The Marvel vs. DC debate took center stage today. It topic was trending worldwide on Twitter after reports last night of a group of DC fans organizing to sabotage Black Panther‘s audience score on Rotten Tomatoes. The popular movie review aggregator is not amused.
Rotten Tomatoes has responded to this group and any others who might wish to tank the score for Black Panther. They released the following statement to The Wrap.
“We at Rotten Tomatoes are proud to have become a platform for passionate fans to debate and discuss entertainment and we take that responsibility seriously. While we respect our fans’ diverse opinions, we do not condone hate speech. Our team of security, network and social experts continue to closely monitor our platforms and any users who engage in such activities will be blocked from our site and their comments removed as quickly as possible.”
Rotten Tomatoes is obviously and rightfully more concerned with those whose hopes of trashing Black Panther‘s audience scores are racially motivated. That very loud, but still very small group of DC fans are trivial by comparison (and in general).
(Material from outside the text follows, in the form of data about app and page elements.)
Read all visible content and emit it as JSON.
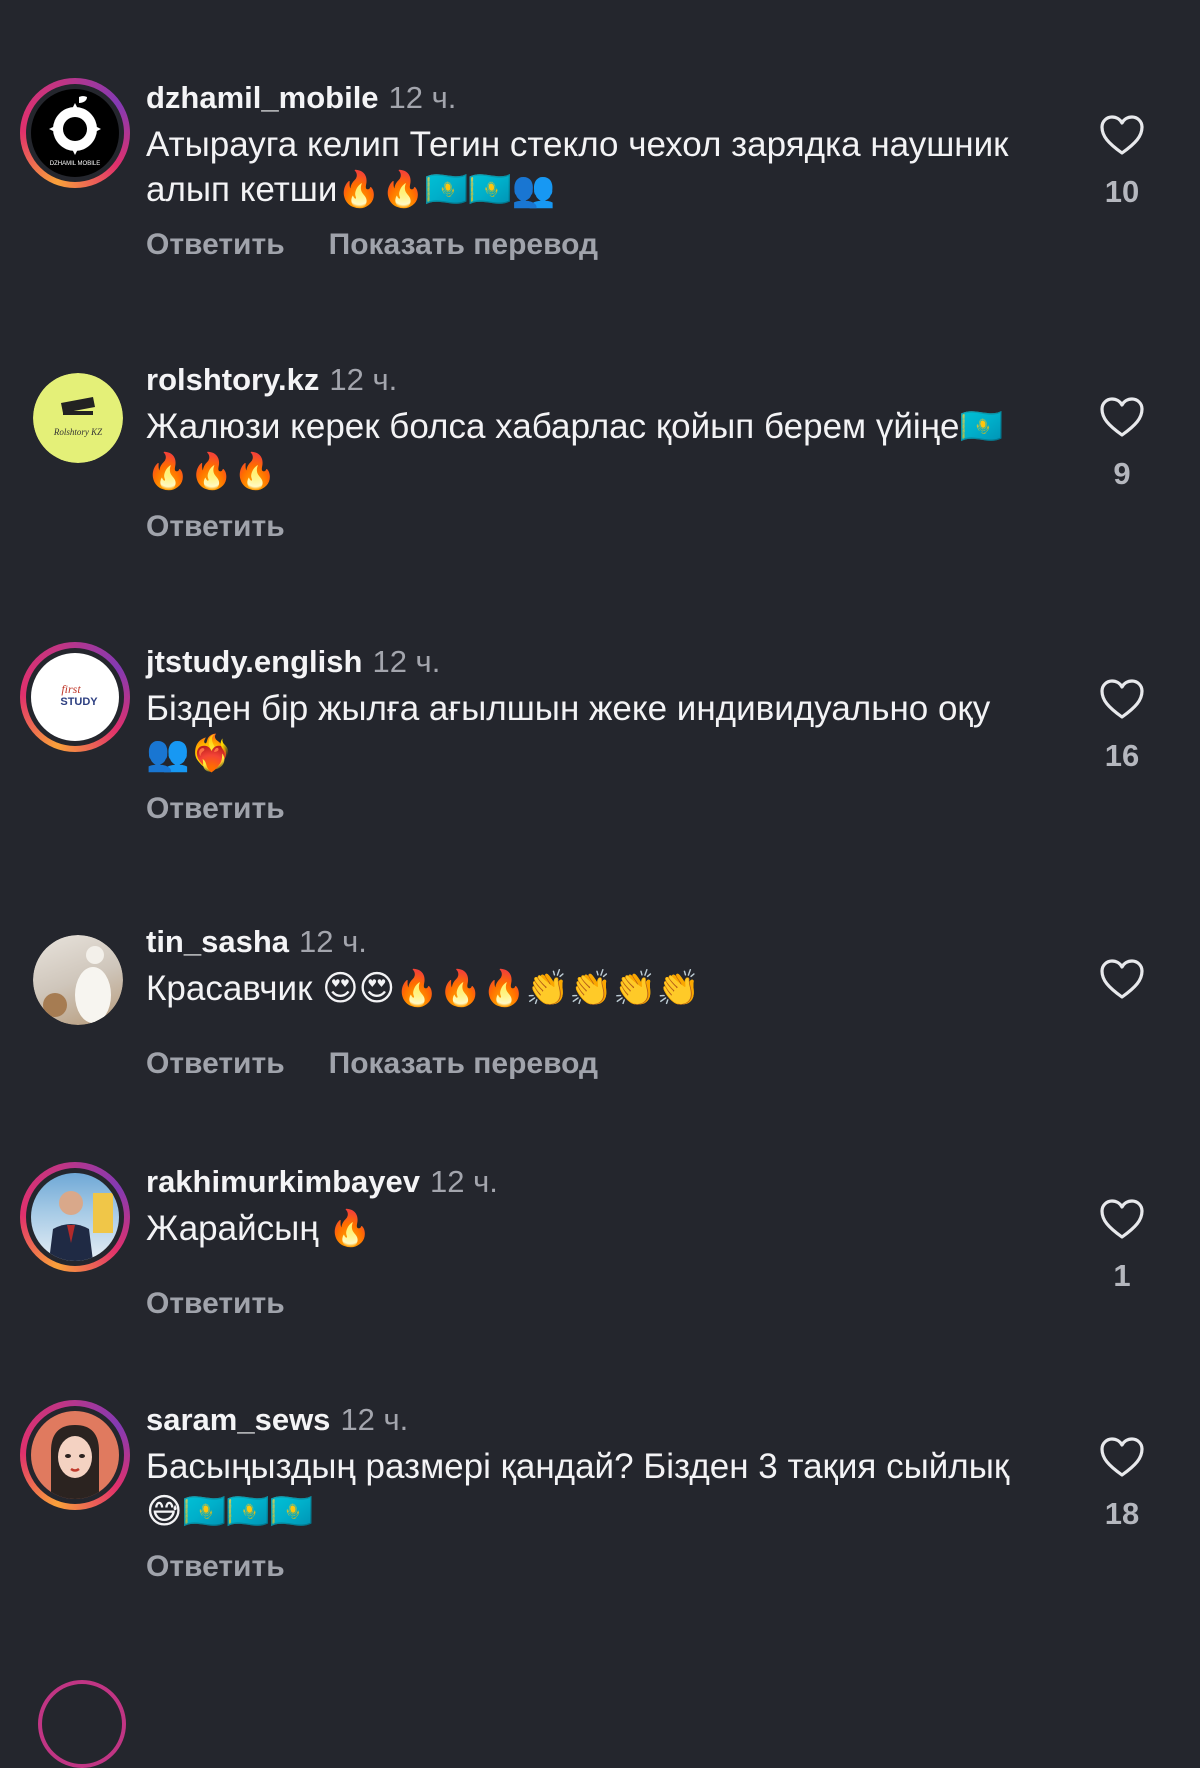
{
  "comments": [
    {
      "username": "dzhamil_mobile",
      "time": "12 ч.",
      "text": "Атырауга келип Тегин стекло чехол зарядка наушник алып кетши🔥🔥🇰🇿🇰🇿👥",
      "reply_label": "Ответить",
      "translate_label": "Показать перевод",
      "likes": "10",
      "avatar_icon": "apple-gear-logo-icon",
      "avatar_caption": "DZHAMIL MOBILE"
    },
    {
      "username": "rolshtory.kz",
      "time": "12 ч.",
      "text": "Жалюзи керек болса хабарлас қойып берем үйіңе🇰🇿🔥🔥🔥",
      "reply_label": "Ответить",
      "likes": "9",
      "avatar_icon": "blinds-logo-icon",
      "avatar_caption": "Rolshtory KZ"
    },
    {
      "username": "jtstudy.english",
      "time": "12 ч.",
      "text": "Бізден бір жылға ағылшын жеке индивидуально оқу👥❤️‍🔥",
      "reply_label": "Ответить",
      "likes": "16",
      "avatar_icon": "study-logo-icon",
      "avatar_caption": "STUDY"
    },
    {
      "username": "tin_sasha",
      "time": "12 ч.",
      "text": "Красавчик 😍😍🔥🔥🔥👏👏👏👏",
      "reply_label": "Ответить",
      "translate_label": "Показать перевод",
      "likes": "",
      "avatar_icon": "photo-avatar-icon"
    },
    {
      "username": "rakhimurkimbayev",
      "time": "12 ч.",
      "text": "Жарайсың 🔥",
      "reply_label": "Ответить",
      "likes": "1",
      "avatar_icon": "photo-avatar-icon"
    },
    {
      "username": "saram_sews",
      "time": "12 ч.",
      "text": "Басыңыздың размері қандай? Бізден 3 тақия сыйлық 😅🇰🇿🇰🇿🇰🇿",
      "reply_label": "Ответить",
      "likes": "18",
      "avatar_icon": "illustrated-avatar-icon"
    }
  ],
  "colors": {
    "background": "#24262d",
    "username": "#f4f4f6",
    "secondary": "#a0a3ab",
    "story_ring": "#e1306c"
  }
}
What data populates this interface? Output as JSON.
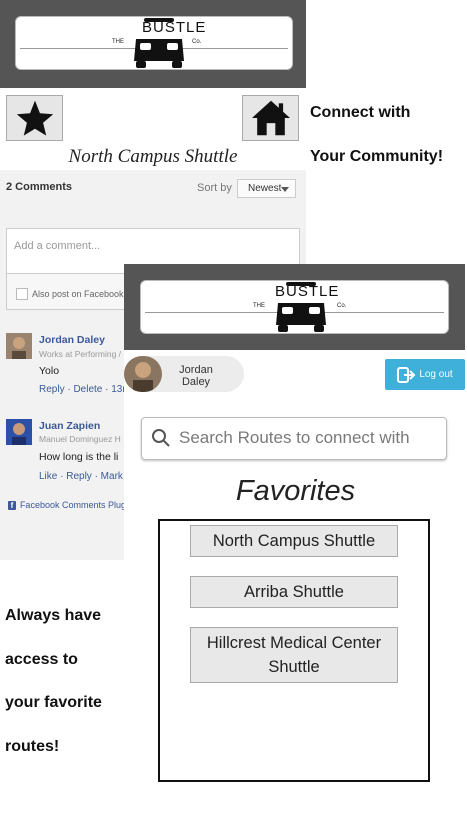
{
  "back_screen": {
    "logo": {
      "the": "THE",
      "bustle": "BUSTLE",
      "co": "Co."
    },
    "star_icon": "star-icon",
    "home_icon": "home-icon",
    "route_title": "North Campus Shuttle",
    "comments": {
      "count_label": "2 Comments",
      "sort_label": "Sort by",
      "sort_value": "Newest",
      "input_placeholder": "Add a comment...",
      "post_facebook_label": "Also post on Facebook",
      "items": [
        {
          "name": "Jordan Daley",
          "work": "Works at Performing /",
          "text": "Yolo",
          "actions": "Reply · Delete · 13m"
        },
        {
          "name": "Juan Zapien",
          "work": "Manuel Dominguez H",
          "text": "How long is the li",
          "actions": "Like · Reply · Mark"
        }
      ],
      "plugin_label": "Facebook Comments Plug"
    }
  },
  "connect_text": [
    "Connect with",
    "Your Community!"
  ],
  "promo_text": [
    "Always have",
    "access to",
    "your favorite",
    "routes!"
  ],
  "front_screen": {
    "logo": {
      "the": "THE",
      "bustle": "BUSTLE",
      "co": "Co."
    },
    "user": {
      "first_name": "Jordan",
      "last_name": "Daley"
    },
    "logout_label": "Log out",
    "search_placeholder": "Search Routes to connect with",
    "favorites_title": "Favorites",
    "favorites": [
      "North Campus Shuttle",
      "Arriba Shuttle",
      "Hillcrest Medical Center Shuttle"
    ]
  },
  "colors": {
    "header_gray": "#555555",
    "logout_blue": "#3fb0d9",
    "facebook_blue": "#3b5998"
  }
}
What remains unclear is how exactly Rotten Tomatoes intends to preserve the validity of its audience scores. Their system doesn’t include any verification that those voting for the audience score have actually seen the film. There is no method for determining what motivates a voter’s rating, whether it’s their actual opinion of the film or an attempt to sink a film for an illegitimate reason.
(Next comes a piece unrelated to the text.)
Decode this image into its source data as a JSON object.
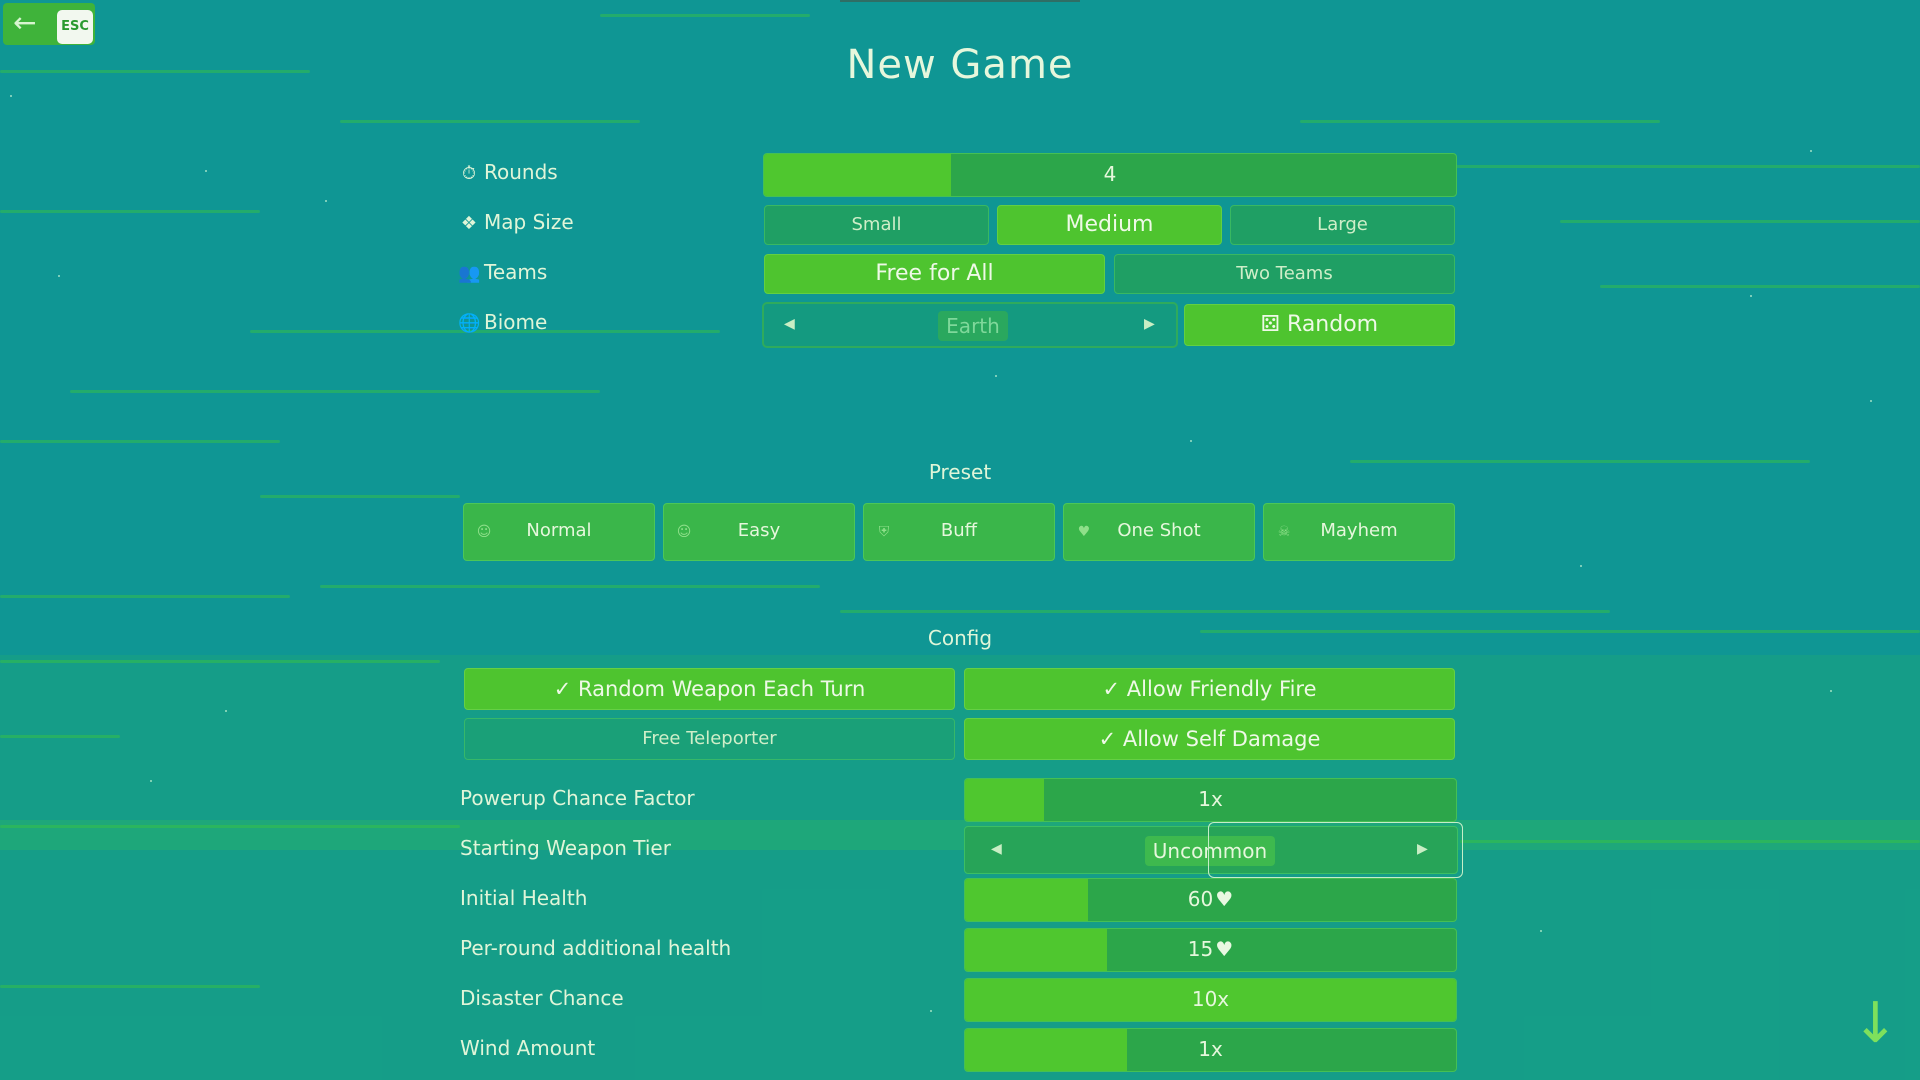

The same group behind this anti-Black Panther campaign claims to have rigged the poor audience scores for Star Wars: The Last Jedi. The group, led by a moderator claiming to be a member of the alt-right, says they successfully used bots to flood Rotten Tomatoes with negative votes.
Rotten Tomatoes says that didn’t happen and the score is legitimate, but offered no insight as to how they verified it. If we see an audience score for Black Panther that doesn’t reflect any other data found through other sources, Rotten Tomatoes will have a very hard time defending their voting system going forward.
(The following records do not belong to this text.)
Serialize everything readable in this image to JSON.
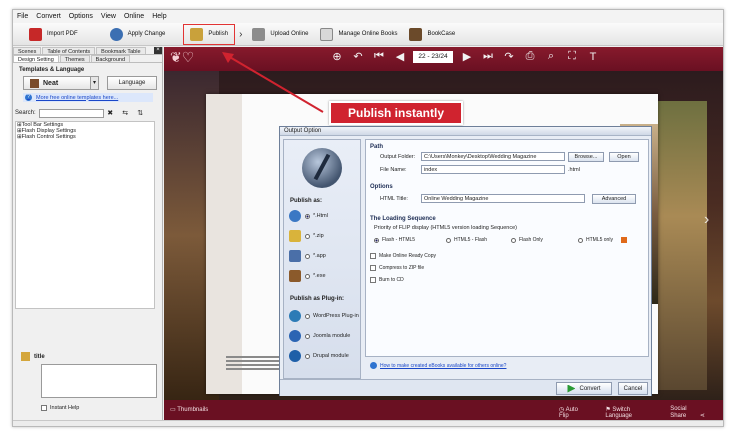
{
  "menu": [
    "File",
    "Convert",
    "Options",
    "View",
    "Online",
    "Help"
  ],
  "toolbar": {
    "import_pdf": "Import PDF",
    "apply_change": "Apply Change",
    "publish": "Publish",
    "upload_online": "Upload Online",
    "manage_online_books": "Manage Online Books",
    "bookcase": "BookCase"
  },
  "left_panel": {
    "tabs_top": [
      "Scenes",
      "Table of Contents",
      "Bookmark Table"
    ],
    "tabs_bottom": [
      "Design Setting",
      "Themes",
      "Background"
    ],
    "section_title": "Templates & Language",
    "template_name": "Neat",
    "language_button": "Language",
    "more_templates_link": "More free online templates here...",
    "search_label": "Search:",
    "settings": [
      "Tool Bar Settings",
      "Flash Display Settings",
      "Flash Control Settings"
    ],
    "help_title": "title",
    "instant_help_label": "Instant Help"
  },
  "viewer": {
    "page_indicator": "22 - 23/24",
    "thumbnails_label": "Thumbnails",
    "auto_flip_label": "Auto Flip",
    "switch_language_label": "Switch Language",
    "social_share_label": "Social Share"
  },
  "dialog": {
    "title": "Output Option",
    "publish_as_heading": "Publish as:",
    "publish_as_options": [
      "*.Html",
      "*.zip",
      "*.app",
      "*.exe"
    ],
    "plugin_heading": "Publish as Plug-in:",
    "plugin_options": [
      "WordPress Plug-in",
      "Joomla module",
      "Drupal module"
    ],
    "path_heading": "Path",
    "output_folder_label": "Output Folder:",
    "output_folder_value": "C:\\Users\\Monkey\\Desktop\\Wedding Magazine",
    "browse_button": "Browse...",
    "open_button": "Open",
    "file_name_label": "File Name:",
    "file_name_value": "index",
    "file_ext": ".html",
    "options_heading": "Options",
    "html_title_label": "HTML Title:",
    "html_title_value": "Online Wedding Magazine",
    "advanced_button": "Advanced",
    "sequence_heading": "The Loading Sequence",
    "sequence_sub": "Priority of FLIP display (HTML5 version loading Sequence)",
    "sequence_options": [
      "Flash - HTML5",
      "HTML5 - Flash",
      "Flash Only",
      "HTML5 only"
    ],
    "check_options": [
      "Make Online Ready Copy",
      "Compress to ZIP file",
      "Burn to CD"
    ],
    "help_link": "How to make created eBooks available for others online?",
    "convert_button": "Convert",
    "cancel_button": "Cancel"
  },
  "callout": "Publish instantly",
  "colors": {
    "viewer_red": "#871a2c",
    "callout_red": "#d0232f",
    "dialog_bg": "#e8edf5"
  }
}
What will not be impacted by any of this, however, is the score most people look at when visiting Rotten Tomatoes. The Tomatometer, voted on by professional critics who’ve been verified and approved by the site, will not be caught up in any of this mess.